Restate the entries below in full, exactly as they read, but without pictures.

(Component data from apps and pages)
<<<<
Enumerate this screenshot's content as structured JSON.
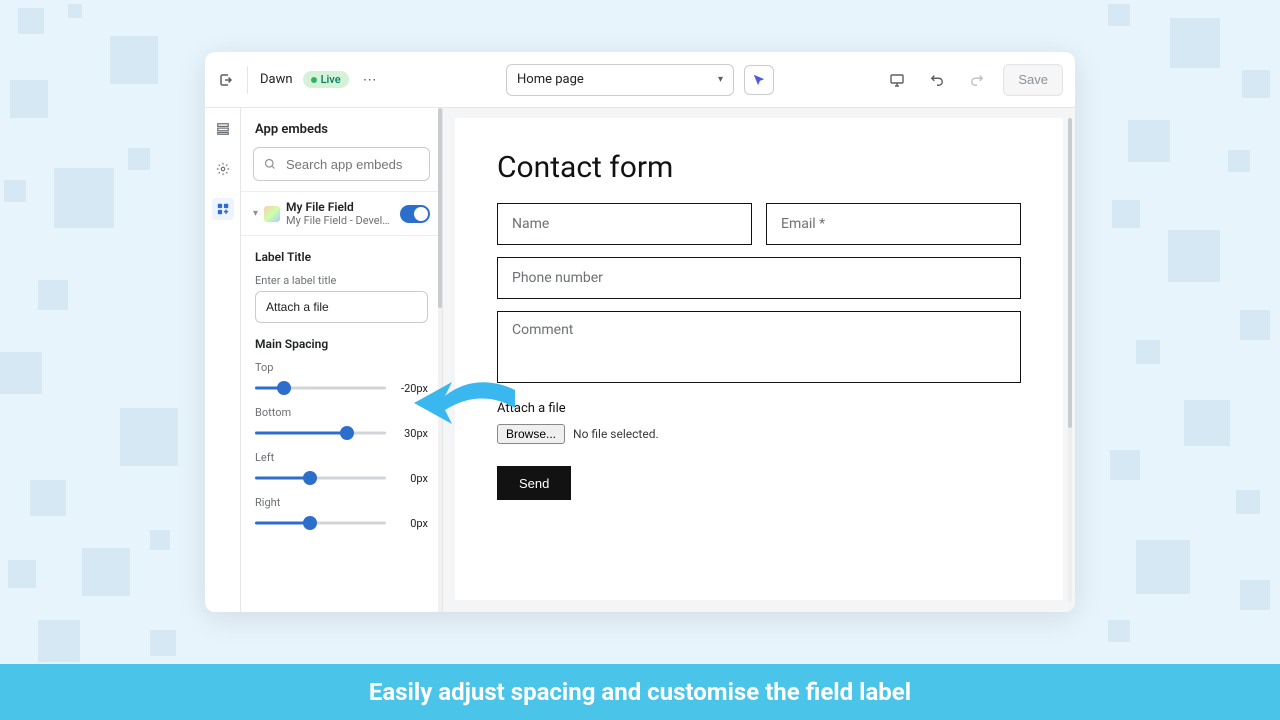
{
  "topbar": {
    "theme_name": "Dawn",
    "status": "Live",
    "page_select": "Home page",
    "save": "Save"
  },
  "sidebar": {
    "title": "App embeds",
    "search_placeholder": "Search app embeds",
    "app": {
      "name": "My File Field",
      "subtitle": "My File Field - Develop..."
    },
    "label_title_heading": "Label Title",
    "label_title_sub": "Enter a label title",
    "label_value": "Attach a file",
    "spacing_heading": "Main Spacing",
    "sliders": {
      "top": {
        "label": "Top",
        "value": "-20px",
        "pct": 22
      },
      "bottom": {
        "label": "Bottom",
        "value": "30px",
        "pct": 70
      },
      "left": {
        "label": "Left",
        "value": "0px",
        "pct": 42
      },
      "right": {
        "label": "Right",
        "value": "0px",
        "pct": 42
      }
    }
  },
  "form": {
    "title": "Contact form",
    "name": "Name",
    "email": "Email *",
    "phone": "Phone number",
    "comment": "Comment",
    "attach": "Attach a file",
    "browse": "Browse...",
    "no_file": "No file selected.",
    "send": "Send"
  },
  "banner": "Easily adjust spacing and customise the field label"
}
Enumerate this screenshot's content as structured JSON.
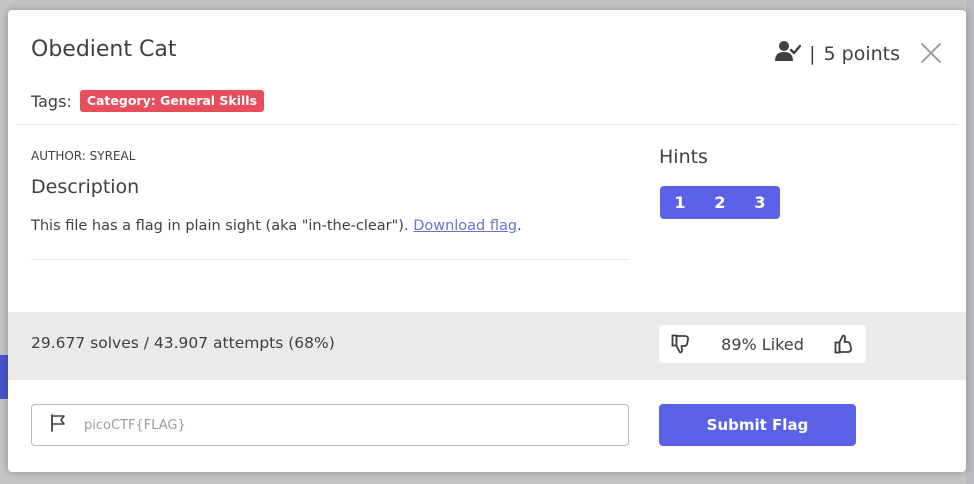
{
  "modal": {
    "title": "Obedient Cat",
    "points": "5 points",
    "separator": "|",
    "tags_label": "Tags:",
    "tags": [
      "Category: General Skills"
    ],
    "author": "AUTHOR: SYREAL",
    "description_title": "Description",
    "description_text": "This file has a flag in plain sight (aka \"in-the-clear\"). ",
    "download_link": "Download flag",
    "description_end": ".",
    "hints_title": "Hints",
    "hints": [
      "1",
      "2",
      "3"
    ],
    "solves_text": "29.677 solves / 43.907 attempts (68%)",
    "liked_text": "89% Liked",
    "flag_placeholder": "picoCTF{FLAG}",
    "submit_label": "Submit Flag"
  },
  "colors": {
    "accent": "#5b62e8",
    "tag": "#e84d5c",
    "link": "#6b72c9",
    "band": "#eaeaea"
  },
  "icons": [
    "user-check-icon",
    "close-icon",
    "flag-icon",
    "thumbs-down-icon",
    "thumbs-up-icon"
  ]
}
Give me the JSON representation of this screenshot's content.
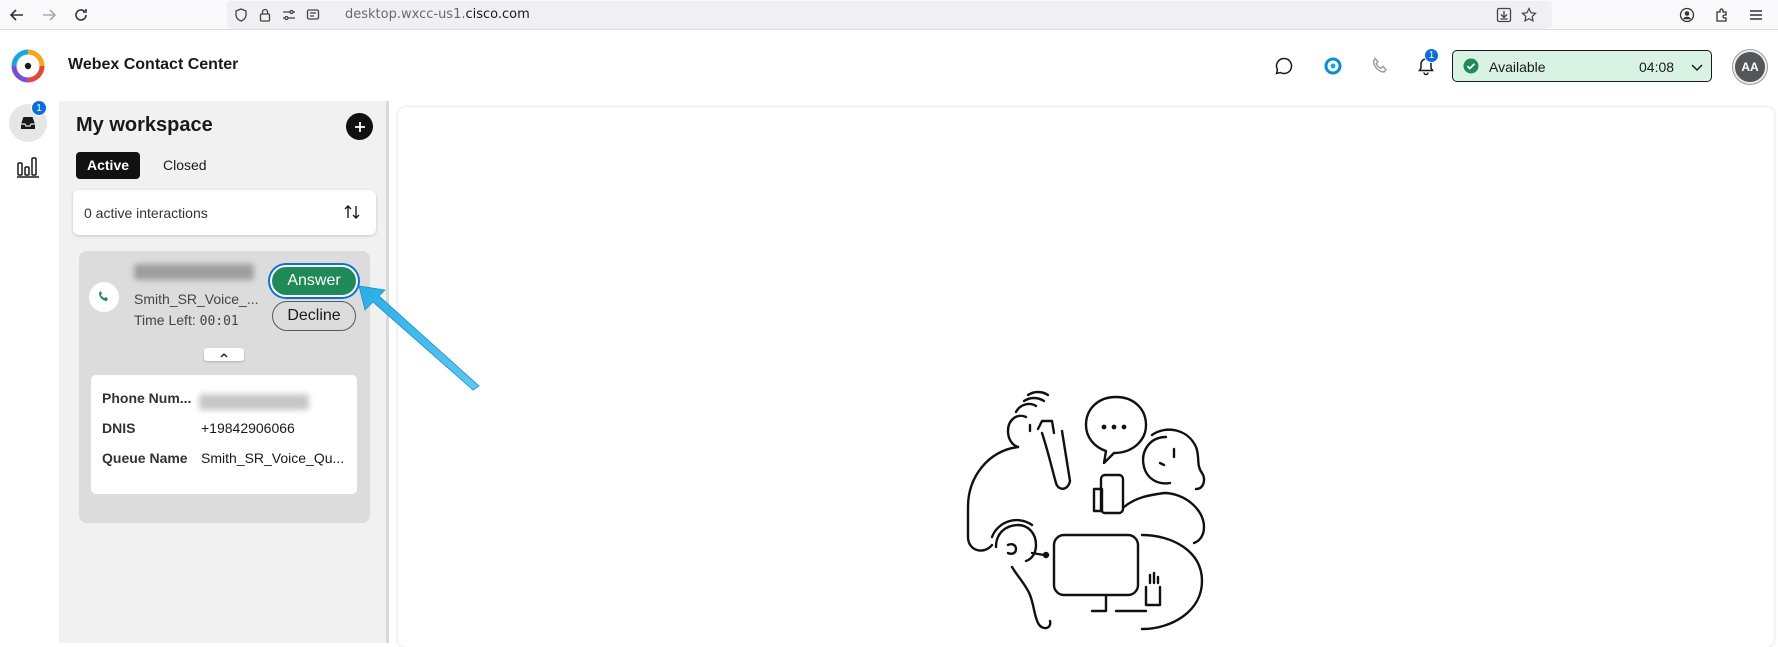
{
  "browser": {
    "url_prefix": "desktop.wxcc-us1.",
    "url_domain": "cisco.com"
  },
  "header": {
    "app_title": "Webex Contact Center",
    "notification_count": "1",
    "status": {
      "label": "Available",
      "timer": "04:08",
      "color": "#d8f3e4"
    },
    "avatar_initials": "AA"
  },
  "rail": {
    "inbox_badge": "1"
  },
  "workspace": {
    "title": "My workspace",
    "tabs": [
      {
        "label": "Active",
        "selected": true
      },
      {
        "label": "Closed",
        "selected": false
      }
    ],
    "active_count_text": "0 active interactions",
    "call": {
      "queue": "Smith_SR_Voice_...",
      "time_left_label": "Time Left:",
      "time_left_value": "00:01",
      "answer_label": "Answer",
      "decline_label": "Decline",
      "answer_color": "#1f8a57",
      "details": [
        {
          "label": "Phone Num...",
          "value": ""
        },
        {
          "label": "DNIS",
          "value": "+19842906066"
        },
        {
          "label": "Queue Name",
          "value": "Smith_SR_Voice_Qu..."
        }
      ]
    }
  },
  "accent_colors": {
    "badge": "#0a6fd6",
    "pointer_arrow": "#29aee6"
  }
}
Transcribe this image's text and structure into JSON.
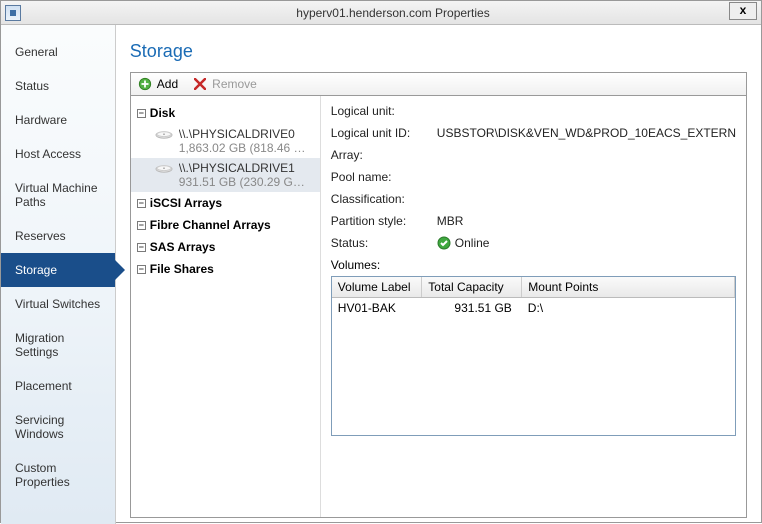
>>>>
Solution to the problem:
Enumerate this screenshot's content as structured JSON.
{
  "topbar": {
    "theme_name": "Dawn",
    "status": "Live",
    "page_select": "Home page",
    "save": "Save"
  },
  "sidebar": {
    "title": "App embeds",
    "search_placeholder": "Search app embeds",
    "app": {
      "name": "My File Field",
      "subtitle": "My File Field - Develop..."
    },
    "label_title_heading": "Label Title",
    "label_title_sub": "Enter a label title",
    "label_value": "Attach a file",
    "spacing_heading": "Main Spacing",
    "sliders": {
      "top": {
        "label": "Top",
        "value": "-20px",
        "pct": 22
      },
      "bottom": {
        "label": "Bottom",
        "value": "30px",
        "pct": 70
      },
      "left": {
        "label": "Left",
        "value": "0px",
        "pct": 42
      },
      "right": {
        "label": "Right",
        "value": "0px",
        "pct": 42
      }
    }
  },
  "form": {
    "title": "Contact form",
    "name": "Name",
    "email": "Email *",
    "phone": "Phone number",
    "comment": "Comment",
    "attach": "Attach a file",
    "browse": "Browse...",
    "no_file": "No file selected.",
    "send": "Send"
  },
  "banner": "Easily adjust spacing and customise the field label"
}
Enumerate this screenshot's content as structured JSON.
{
  "modal": {
    "title": "Obedient Cat",
    "points": "5 points",
    "separator": "|",
    "tags_label": "Tags:",
    "tags": [
      "Category: General Skills"
    ],
    "author": "AUTHOR: SYREAL",
    "description_title": "Description",
    "description_text": "This file has a flag in plain sight (aka \"in-the-clear\"). ",
    "download_link": "Download flag",
    "description_end": ".",
    "hints_title": "Hints",
    "hints": [
      "1",
      "2",
      "3"
    ],
    "solves_text": "29.677 solves / 43.907 attempts (68%)",
    "liked_text": "89% Liked",
    "flag_placeholder": "picoCTF{FLAG}",
    "submit_label": "Submit Flag"
  },
  "colors": {
    "accent": "#5b62e8",
    "tag": "#e84d5c",
    "link": "#6b72c9",
    "band": "#eaeaea"
  },
  "icons": [
    "user-check-icon",
    "close-icon",
    "flag-icon",
    "thumbs-down-icon",
    "thumbs-up-icon"
  ]
}
Give me the JSON representation of this screenshot's content.
{
  "browser": {
    "url_prefix": "desktop.wxcc-us1.",
    "url_domain": "cisco.com"
  },
  "header": {
    "app_title": "Webex Contact Center",
    "notification_count": "1",
    "status": {
      "label": "Available",
      "timer": "04:08",
      "color": "#d8f3e4"
    },
    "avatar_initials": "AA"
  },
  "rail": {
    "inbox_badge": "1"
  },
  "workspace": {
    "title": "My workspace",
    "tabs": [
      {
        "label": "Active",
        "selected": true
      },
      {
        "label": "Closed",
        "selected": false
      }
    ],
    "active_count_text": "0 active interactions",
    "call": {
      "queue": "Smith_SR_Voice_...",
      "time_left_label": "Time Left:",
      "time_left_value": "00:01",
      "answer_label": "Answer",
      "decline_label": "Decline",
      "answer_color": "#1f8a57",
      "details": [
        {
          "label": "Phone Num...",
          "value": ""
        },
        {
          "label": "DNIS",
          "value": "+19842906066"
        },
        {
          "label": "Queue Name",
          "value": "Smith_SR_Voice_Qu..."
        }
      ]
    }
  },
  "accent_colors": {
    "badge": "#0a6fd6",
    "pointer_arrow": "#29aee6"
  }
}
Transcribe this image's text and structure into JSON.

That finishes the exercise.